Last week, Julie Hotchkiss, an economist with the Federal Reserve Bank of Atlanta, presented her new study which found that illegal aliens in the workforce “exert a downward pressure on wages for other workers,” but insisted that the amount is “negligible overall.” Uncharacteristically for an academic touting her work, Hotchkiss downplayed the significance of her report. She said no one should really be concerned about the results of her study because it was based on a “fairly small sample” of illegal alien workers in Georgia (FAIR question – Why conduct a report based on what you consider to be an unrepresentative sample, and why release a report if you don’t think the results are significant?). And while there is a “negative overall impact for workers whose employers hire [illegal] workers,” on average it is “only $56 a year, but there is a lot of variation across sectors.” In some sectors, the wages of legal workers were found to be lowered by as much as $700 a year, but that was not cause for concern, at least for Hotchkiss.
I would imagine those who have had their wages lowered wouldn’t agree that the effect has been negligible.

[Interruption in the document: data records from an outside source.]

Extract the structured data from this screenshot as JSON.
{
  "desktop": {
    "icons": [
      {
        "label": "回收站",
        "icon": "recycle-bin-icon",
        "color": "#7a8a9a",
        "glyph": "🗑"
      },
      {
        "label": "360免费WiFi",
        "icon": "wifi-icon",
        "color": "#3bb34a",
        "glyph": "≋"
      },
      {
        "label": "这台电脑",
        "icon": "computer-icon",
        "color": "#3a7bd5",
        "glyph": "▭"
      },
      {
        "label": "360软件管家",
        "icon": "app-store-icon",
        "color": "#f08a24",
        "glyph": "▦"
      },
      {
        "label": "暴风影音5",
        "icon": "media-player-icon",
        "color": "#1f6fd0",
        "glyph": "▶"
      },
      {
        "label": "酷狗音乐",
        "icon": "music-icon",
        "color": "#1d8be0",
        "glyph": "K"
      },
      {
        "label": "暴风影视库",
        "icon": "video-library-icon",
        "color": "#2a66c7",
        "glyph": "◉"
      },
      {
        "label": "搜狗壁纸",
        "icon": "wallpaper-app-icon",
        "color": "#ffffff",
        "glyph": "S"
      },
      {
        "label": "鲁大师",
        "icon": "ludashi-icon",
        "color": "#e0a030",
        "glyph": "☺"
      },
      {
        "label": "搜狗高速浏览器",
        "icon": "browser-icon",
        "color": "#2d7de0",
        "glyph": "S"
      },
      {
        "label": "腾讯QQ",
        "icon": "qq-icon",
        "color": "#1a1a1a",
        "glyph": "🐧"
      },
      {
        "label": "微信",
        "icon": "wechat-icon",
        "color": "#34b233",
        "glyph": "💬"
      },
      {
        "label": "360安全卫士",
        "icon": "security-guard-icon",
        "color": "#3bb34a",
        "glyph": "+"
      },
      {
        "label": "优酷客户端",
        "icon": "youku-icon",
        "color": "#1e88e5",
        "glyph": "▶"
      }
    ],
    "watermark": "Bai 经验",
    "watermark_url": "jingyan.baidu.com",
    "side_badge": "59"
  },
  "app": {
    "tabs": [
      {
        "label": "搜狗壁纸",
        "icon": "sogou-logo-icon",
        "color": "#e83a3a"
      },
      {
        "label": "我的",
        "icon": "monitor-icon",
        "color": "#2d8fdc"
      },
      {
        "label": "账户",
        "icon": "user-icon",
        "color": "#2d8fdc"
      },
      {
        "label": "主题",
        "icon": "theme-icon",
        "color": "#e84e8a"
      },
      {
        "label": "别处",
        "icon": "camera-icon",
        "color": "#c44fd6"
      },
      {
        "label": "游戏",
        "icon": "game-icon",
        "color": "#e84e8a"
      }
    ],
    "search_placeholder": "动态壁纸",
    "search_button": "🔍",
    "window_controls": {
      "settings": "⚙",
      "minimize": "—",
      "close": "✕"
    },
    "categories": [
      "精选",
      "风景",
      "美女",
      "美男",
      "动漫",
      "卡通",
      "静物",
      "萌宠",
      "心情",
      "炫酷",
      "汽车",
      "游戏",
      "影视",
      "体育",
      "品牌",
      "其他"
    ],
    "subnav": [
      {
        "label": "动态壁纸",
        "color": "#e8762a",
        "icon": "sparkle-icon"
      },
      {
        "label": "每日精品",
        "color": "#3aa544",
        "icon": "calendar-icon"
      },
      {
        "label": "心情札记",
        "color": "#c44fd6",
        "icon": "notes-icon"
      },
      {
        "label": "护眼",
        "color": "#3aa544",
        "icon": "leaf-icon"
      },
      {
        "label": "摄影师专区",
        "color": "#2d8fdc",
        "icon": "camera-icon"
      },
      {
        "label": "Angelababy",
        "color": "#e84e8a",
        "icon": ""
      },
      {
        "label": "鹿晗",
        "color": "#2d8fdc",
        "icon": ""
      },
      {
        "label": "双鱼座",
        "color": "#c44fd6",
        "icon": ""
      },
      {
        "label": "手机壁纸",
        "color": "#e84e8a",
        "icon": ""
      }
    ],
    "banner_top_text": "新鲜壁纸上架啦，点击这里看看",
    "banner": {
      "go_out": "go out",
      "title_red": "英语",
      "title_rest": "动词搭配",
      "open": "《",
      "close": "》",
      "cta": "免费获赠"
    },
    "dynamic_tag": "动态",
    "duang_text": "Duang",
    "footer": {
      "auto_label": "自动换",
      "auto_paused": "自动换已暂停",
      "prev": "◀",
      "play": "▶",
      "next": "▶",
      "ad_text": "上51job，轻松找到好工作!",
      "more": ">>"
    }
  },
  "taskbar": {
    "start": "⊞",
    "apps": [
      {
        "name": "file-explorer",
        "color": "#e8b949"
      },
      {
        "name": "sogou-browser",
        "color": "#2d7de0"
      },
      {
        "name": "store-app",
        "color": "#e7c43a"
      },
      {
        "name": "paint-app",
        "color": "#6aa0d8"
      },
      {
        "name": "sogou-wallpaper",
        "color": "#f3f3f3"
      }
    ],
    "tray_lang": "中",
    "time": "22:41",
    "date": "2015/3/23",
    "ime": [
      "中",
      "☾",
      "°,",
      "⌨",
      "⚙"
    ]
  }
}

What Hotchkiss also failed to address in her presentation is that illegal immigration has heavily contributed to wage stagnation in many low-skill occupations. Blue collar workers have not seen their real wages increase since the 1970s. The stagnation of blue collar wages has been driving the increasing income inequality that gets so much attention by politicians and pundits, most of whom ignore the immigration component.
But at least Hotchkiss and the Atlanta Fed are taking a step in the right direction by acknowledging the obvious. In 2010, the San Francisco Fed published a report by Giovanni Peri, despite the fact that his work had been roundly discredited by other economists who have examined his methodology. Peri claimed that illegal immigration does not “diminish the employment opportunities of U.S.-born workers,” but instead “creates favorable conditions for all U.S. workers.”
Hotchkiss may qualify her findings by saying that the negative impacts of illegal immigration on American workers is “negligible,” but this latest study is progress nonetheless.